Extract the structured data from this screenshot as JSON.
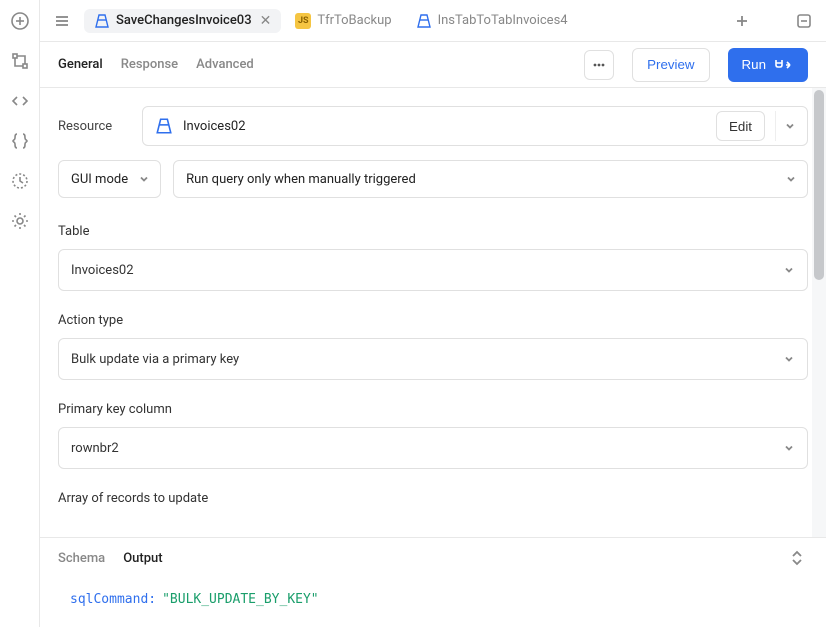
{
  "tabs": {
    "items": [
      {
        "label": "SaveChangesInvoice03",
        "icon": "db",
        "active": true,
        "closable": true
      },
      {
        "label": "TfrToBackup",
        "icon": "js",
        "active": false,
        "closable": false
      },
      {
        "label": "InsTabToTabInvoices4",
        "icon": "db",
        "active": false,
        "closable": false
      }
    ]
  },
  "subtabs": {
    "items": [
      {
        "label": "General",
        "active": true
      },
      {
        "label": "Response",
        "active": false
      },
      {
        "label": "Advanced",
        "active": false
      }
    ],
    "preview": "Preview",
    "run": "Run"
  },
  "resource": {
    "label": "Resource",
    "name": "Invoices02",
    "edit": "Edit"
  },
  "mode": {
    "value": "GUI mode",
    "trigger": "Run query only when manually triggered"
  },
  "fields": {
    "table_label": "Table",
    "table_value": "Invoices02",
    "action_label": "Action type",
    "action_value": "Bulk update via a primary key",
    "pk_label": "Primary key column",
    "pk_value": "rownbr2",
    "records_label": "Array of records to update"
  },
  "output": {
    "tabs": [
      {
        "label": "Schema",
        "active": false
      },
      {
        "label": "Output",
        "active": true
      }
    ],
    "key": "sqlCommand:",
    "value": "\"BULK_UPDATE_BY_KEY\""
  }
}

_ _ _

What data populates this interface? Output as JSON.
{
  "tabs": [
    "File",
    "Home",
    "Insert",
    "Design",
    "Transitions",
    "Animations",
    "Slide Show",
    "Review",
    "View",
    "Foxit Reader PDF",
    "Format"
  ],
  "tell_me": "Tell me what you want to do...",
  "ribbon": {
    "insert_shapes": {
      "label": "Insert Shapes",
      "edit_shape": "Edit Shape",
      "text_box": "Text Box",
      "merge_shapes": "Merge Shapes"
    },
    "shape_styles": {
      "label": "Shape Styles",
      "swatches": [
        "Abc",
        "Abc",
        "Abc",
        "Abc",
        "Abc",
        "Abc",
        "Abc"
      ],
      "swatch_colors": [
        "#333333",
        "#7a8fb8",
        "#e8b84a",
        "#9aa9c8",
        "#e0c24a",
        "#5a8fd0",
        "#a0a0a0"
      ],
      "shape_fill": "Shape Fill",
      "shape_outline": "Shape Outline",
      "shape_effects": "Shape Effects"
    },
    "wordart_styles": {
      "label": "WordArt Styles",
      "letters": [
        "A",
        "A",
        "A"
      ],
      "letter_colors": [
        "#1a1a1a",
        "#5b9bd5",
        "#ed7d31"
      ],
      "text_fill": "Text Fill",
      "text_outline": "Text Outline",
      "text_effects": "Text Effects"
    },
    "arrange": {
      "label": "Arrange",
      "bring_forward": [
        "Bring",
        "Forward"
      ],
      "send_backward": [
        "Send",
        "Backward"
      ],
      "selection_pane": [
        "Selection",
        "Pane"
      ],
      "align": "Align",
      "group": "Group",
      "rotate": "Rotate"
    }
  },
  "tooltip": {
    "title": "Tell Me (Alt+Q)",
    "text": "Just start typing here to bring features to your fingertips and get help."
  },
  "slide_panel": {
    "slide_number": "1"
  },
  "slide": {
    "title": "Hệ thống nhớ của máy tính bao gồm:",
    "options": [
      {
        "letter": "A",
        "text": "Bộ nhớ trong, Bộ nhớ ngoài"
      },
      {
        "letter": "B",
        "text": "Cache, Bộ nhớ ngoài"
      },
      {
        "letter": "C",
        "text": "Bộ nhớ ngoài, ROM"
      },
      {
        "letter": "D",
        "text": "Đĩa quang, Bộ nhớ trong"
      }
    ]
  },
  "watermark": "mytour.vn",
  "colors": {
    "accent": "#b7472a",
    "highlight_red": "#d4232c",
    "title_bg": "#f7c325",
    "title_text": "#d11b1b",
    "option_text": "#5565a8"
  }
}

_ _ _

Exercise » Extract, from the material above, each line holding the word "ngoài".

Written response »
        "text": "Bộ nhớ trong, Bộ nhớ ngoài"
        "text": "Cache, Bộ nhớ ngoài"
        "text": "Bộ nhớ ngoài, ROM"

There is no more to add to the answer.